Let’s get really good at story telling
The pandemic is reminding us that without being able to interact normally with our donors, we need more compelling ways to get them to engage with us and our nonprofit’s story.
When people feel deep emotion, their brain releases the chemical dopamine. They feel emotionally attached which helps them to relate to the story and builds an active connection to the cause. When nonprofits engage in effective storytelling, they increase the likelihood that supporters want to be a part of the solution, and will activate that feeling into giving or volunteering for the organization.
In a virtual world, it’s even more important to tell and share powerful stories about your mission. Without the face-to-face connection and in-person fundraisers, we need to both humanize our brands and create emotional bonds to our nonprofits.
We recommend answering the following questions to help tell your story:
- What is unique to your cause or your event that will stand out?
- What impact stories can you share, about how your nonprofit or fundraising made a difference?
- How can you showcase your mission statement in images?
- Who are real-life heroes you can feature?
When I was a young child, we would drive seven hours to the beach. The windows were rolled down in the baby blue 1964 Buick Skylark, but the temperature was stifling. My brother and I would be bickering with each other. We drew a line down the center of the backseat daring the other one to cross it, as we screamed insults in between hitting each other. That was until Mom diverted our attention using the Burma Shave signs along the side of the road to keep us busy.
Each sign was red with white lettering and had only two to four words written on it. The next one, in two or three miles, had just a few words written on it. We had to remember the words of the previous signs to keep up with the mystery. After several miles, we finally got to read the last one and solve the riddle. For instance, the successive signs said: Big Mistake—Many Make—Rely on the Horn—Instead of the—Brake. Then the next set of signs would start and the joke or rhyme would keep us engaged again.
This is a model you can use to tell your story. What if you told a story about your recipients a few words at a time in your emails, snail-mail letter or social media? It is like the binge-worthy shows where it has mystery and intrigue and you control the dripping of the content. If you create anticipation, tension, and captivate attention, people will read your emails, social media and watch your videos. And more then watch, you can and will increase their aptitude to give!
Ask your constituents how their lives have changed as a result of your nonprofit. Then use that story as one example of the good work being done.

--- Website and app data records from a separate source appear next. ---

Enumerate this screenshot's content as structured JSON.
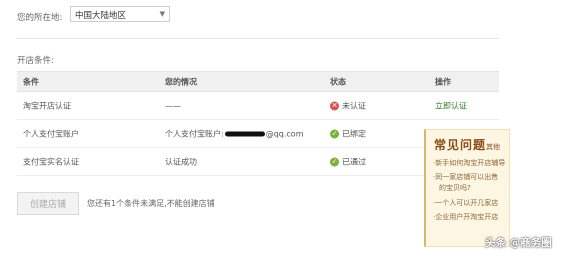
{
  "location": {
    "label": "您的所在地:",
    "selected": "中国大陆地区"
  },
  "conditions_title": "开店条件:",
  "table": {
    "headers": [
      "条件",
      "您的情况",
      "状态",
      "操作"
    ],
    "rows": [
      {
        "condition": "淘宝开店认证",
        "situation": "——",
        "status": "未认证",
        "status_type": "error",
        "action": "立即认证"
      },
      {
        "condition": "个人支付宝账户",
        "situation_prefix": "个人支付宝账户:",
        "situation_suffix": "@qq.com",
        "status": "已绑定",
        "status_type": "ok",
        "action": ""
      },
      {
        "condition": "支付宝实名认证",
        "situation": "认证成功",
        "status": "已通过",
        "status_type": "ok",
        "action": ""
      }
    ]
  },
  "faq": {
    "title": "常见问题",
    "title_suffix": "其他",
    "items": [
      {
        "text": "·新手如何淘宝开店辅导",
        "text2": ""
      },
      {
        "text": "·同一家店铺可以出售",
        "text2": "的宝贝吗?"
      },
      {
        "text": "·一个人可以开几家店",
        "text2": ""
      },
      {
        "text": "·企业用户开淘宝开店",
        "text2": ""
      }
    ]
  },
  "create_button": "创建店铺",
  "notice": "您还有1个条件未满足,不能创建店铺",
  "watermark": "头条 @商务圈",
  "colors": {
    "accent_green": "#2e7d32",
    "error_red": "#d9534f",
    "ok_green": "#7ab23a"
  }
}
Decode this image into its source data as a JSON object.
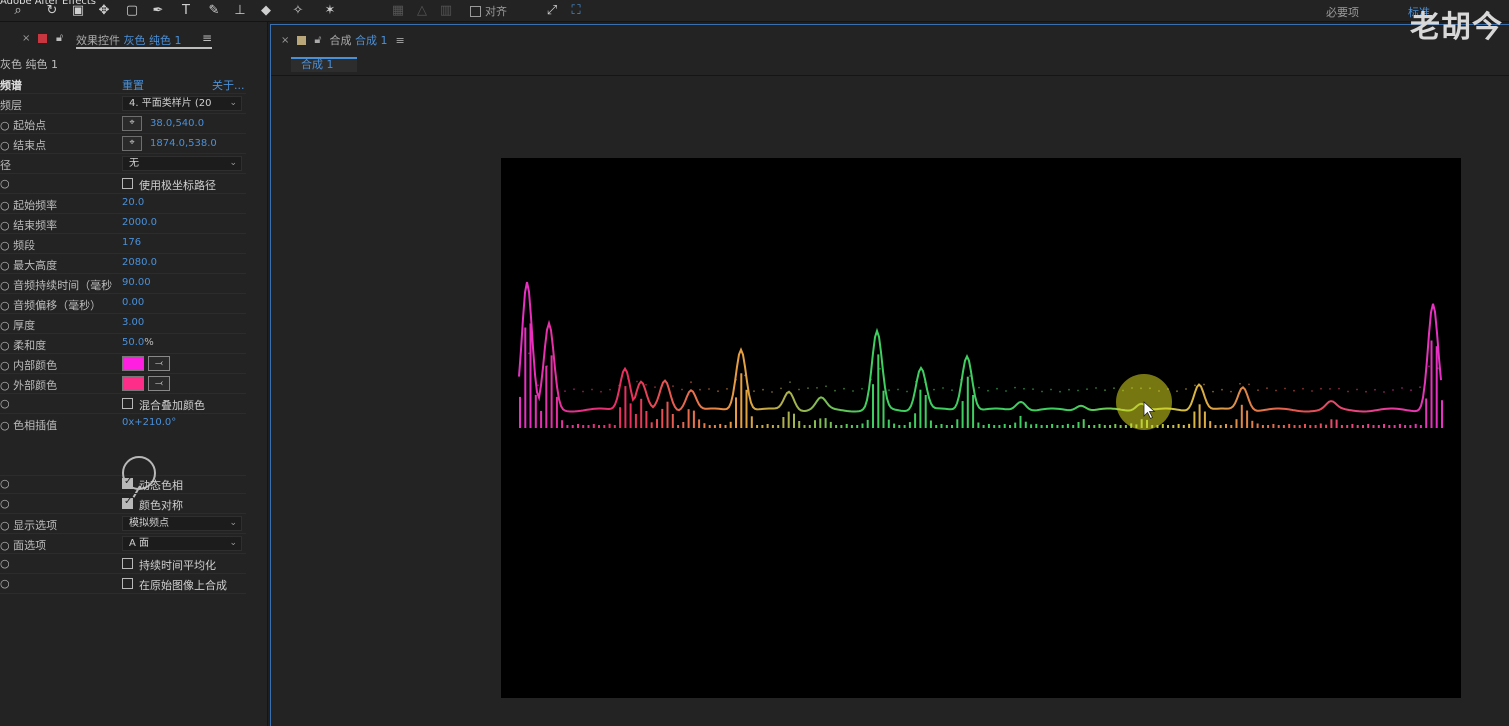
{
  "toolbar": {
    "title": "Adobe After Effects",
    "snap_label": "对齐",
    "workspace_label": "必要项",
    "workspace_active": "标准"
  },
  "effect_panel": {
    "tab_prefix": "效果控件",
    "tab_layer": "灰色 纯色 1",
    "layer_name": "灰色 纯色 1",
    "effect_name": "频谱",
    "reset": "重置",
    "about": "关于...",
    "rows": {
      "audio_layer_label": "频层",
      "audio_layer_value": "4. 平面类样片 (20",
      "start_point_label": "起始点",
      "start_point_value": "38.0,540.0",
      "end_point_label": "结束点",
      "end_point_value": "1874.0,538.0",
      "path_label": "径",
      "path_value": "无",
      "polar_label": "使用极坐标路径",
      "start_freq_label": "起始频率",
      "start_freq_value": "20.0",
      "end_freq_label": "结束频率",
      "end_freq_value": "2000.0",
      "bands_label": "频段",
      "bands_value": "176",
      "max_height_label": "最大高度",
      "max_height_value": "2080.0",
      "duration_label": "音频持续时间（毫秒",
      "duration_value": "90.00",
      "offset_label": "音频偏移（毫秒）",
      "offset_value": "0.00",
      "thickness_label": "厚度",
      "thickness_value": "3.00",
      "softness_label": "柔和度",
      "softness_value": "50.0",
      "softness_unit": "%",
      "inside_color_label": "内部颜色",
      "outside_color_label": "外部颜色",
      "blend_label": "混合叠加颜色",
      "hue_label": "色相插值",
      "hue_value": "0x+210.0°",
      "dynamic_hue_label": "动态色相",
      "color_sym_label": "颜色对称",
      "display_label": "显示选项",
      "display_value": "模拟频点",
      "side_label": "面选项",
      "side_value": "A 面",
      "avg_label": "持续时间平均化",
      "composite_label": "在原始图像上合成"
    },
    "colors": {
      "inside": "#ff1fe0",
      "outside": "#ff2d8a"
    }
  },
  "comp_panel": {
    "tab_prefix": "合成",
    "tab_name": "合成 1",
    "sub_tab": "合成 1"
  },
  "watermark": "老胡今"
}
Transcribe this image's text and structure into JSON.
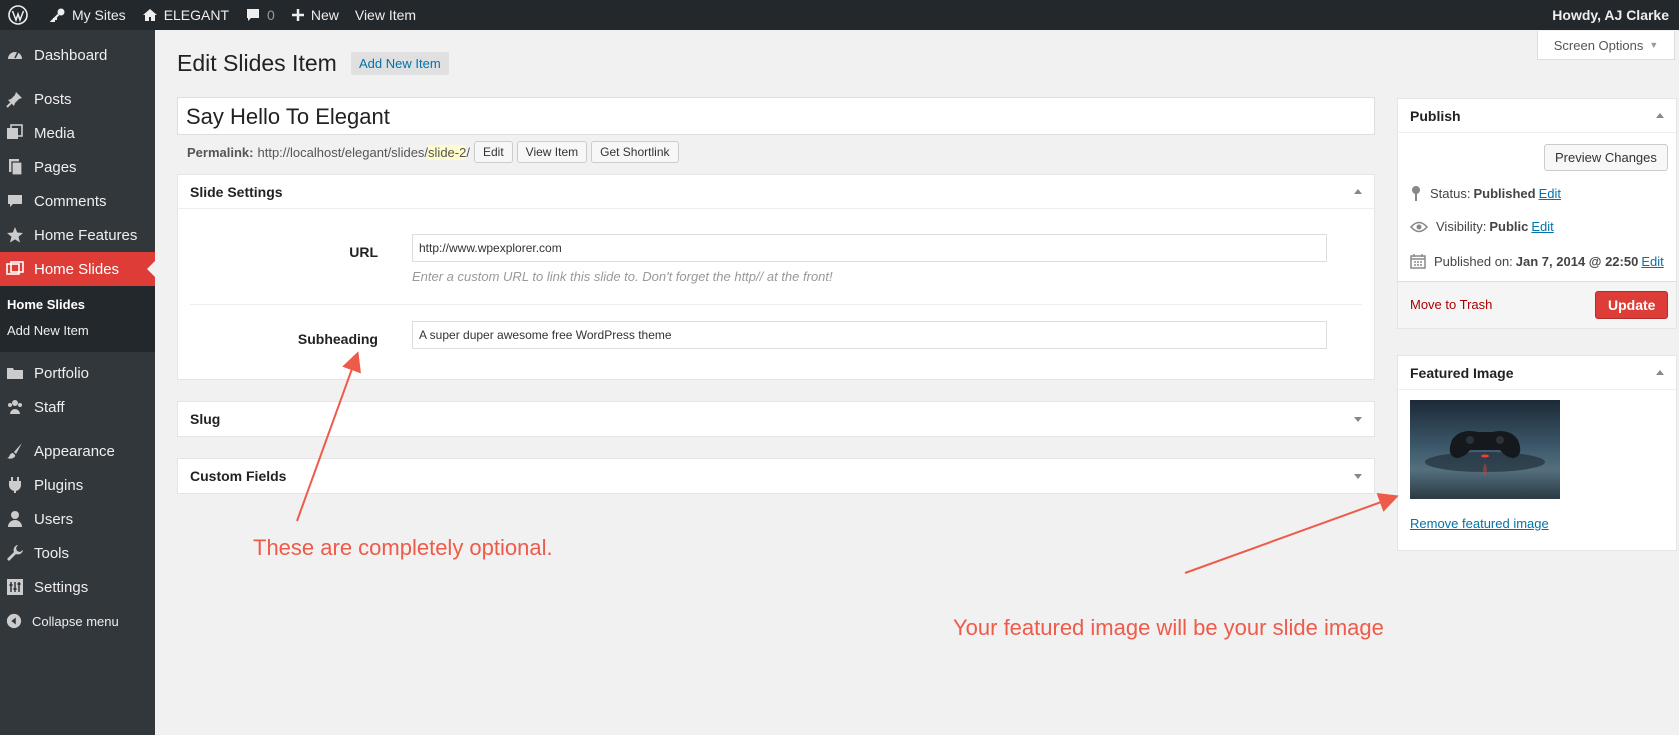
{
  "admin_bar": {
    "my_sites": "My Sites",
    "site_name": "ELEGANT",
    "comments_count": "0",
    "new_label": "New",
    "view_item": "View Item",
    "howdy": "Howdy, AJ Clarke"
  },
  "sidebar": {
    "items": [
      {
        "label": "Dashboard",
        "icon": "dashboard-icon"
      },
      {
        "label": "Posts",
        "icon": "pin-icon"
      },
      {
        "label": "Media",
        "icon": "media-icon"
      },
      {
        "label": "Pages",
        "icon": "pages-icon"
      },
      {
        "label": "Comments",
        "icon": "comment-icon"
      },
      {
        "label": "Home Features",
        "icon": "star-icon"
      },
      {
        "label": "Home Slides",
        "icon": "slides-icon"
      },
      {
        "label": "Portfolio",
        "icon": "folder-icon"
      },
      {
        "label": "Staff",
        "icon": "staff-icon"
      },
      {
        "label": "Appearance",
        "icon": "brush-icon"
      },
      {
        "label": "Plugins",
        "icon": "plug-icon"
      },
      {
        "label": "Users",
        "icon": "user-icon"
      },
      {
        "label": "Tools",
        "icon": "wrench-icon"
      },
      {
        "label": "Settings",
        "icon": "settings-icon"
      }
    ],
    "submenu": [
      "Home Slides",
      "Add New Item"
    ],
    "collapse": "Collapse menu"
  },
  "screen_options": "Screen Options",
  "header": {
    "title": "Edit Slides Item",
    "add_new": "Add New Item"
  },
  "post": {
    "title": "Say Hello To Elegant",
    "permalink_label": "Permalink:",
    "permalink_base": "http://localhost/elegant/slides/",
    "permalink_slug": "slide-2",
    "permalink_end": "/",
    "edit_btn": "Edit",
    "view_btn": "View Item",
    "shortlink_btn": "Get Shortlink"
  },
  "slide_settings": {
    "title": "Slide Settings",
    "url_label": "URL",
    "url_value": "http://www.wpexplorer.com",
    "url_desc": "Enter a custom URL to link this slide to. Don't forget the http// at the front!",
    "subheading_label": "Subheading",
    "subheading_value": "A super duper awesome free WordPress theme"
  },
  "slug_box": "Slug",
  "custom_fields_box": "Custom Fields",
  "publish": {
    "title": "Publish",
    "preview": "Preview Changes",
    "status_label": "Status:",
    "status_value": "Published",
    "visibility_label": "Visibility:",
    "visibility_value": "Public",
    "published_label": "Published on:",
    "published_value": "Jan 7, 2014 @ 22:50",
    "edit": "Edit",
    "trash": "Move to Trash",
    "update": "Update"
  },
  "featured_image": {
    "title": "Featured Image",
    "remove": "Remove featured image"
  },
  "annotations": {
    "optional": "These are completely optional.",
    "featured": "Your featured image will be your slide image"
  },
  "colors": {
    "accent": "#dd3d36",
    "annotation": "#ee5b4a",
    "link": "#0073aa"
  }
}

Excerpted from the e-book Robin wrote for OneCause. Read it here: https://www.onecause.com/ebook/twenty-nine-creative-fundraising-ideas-for-virtual-events/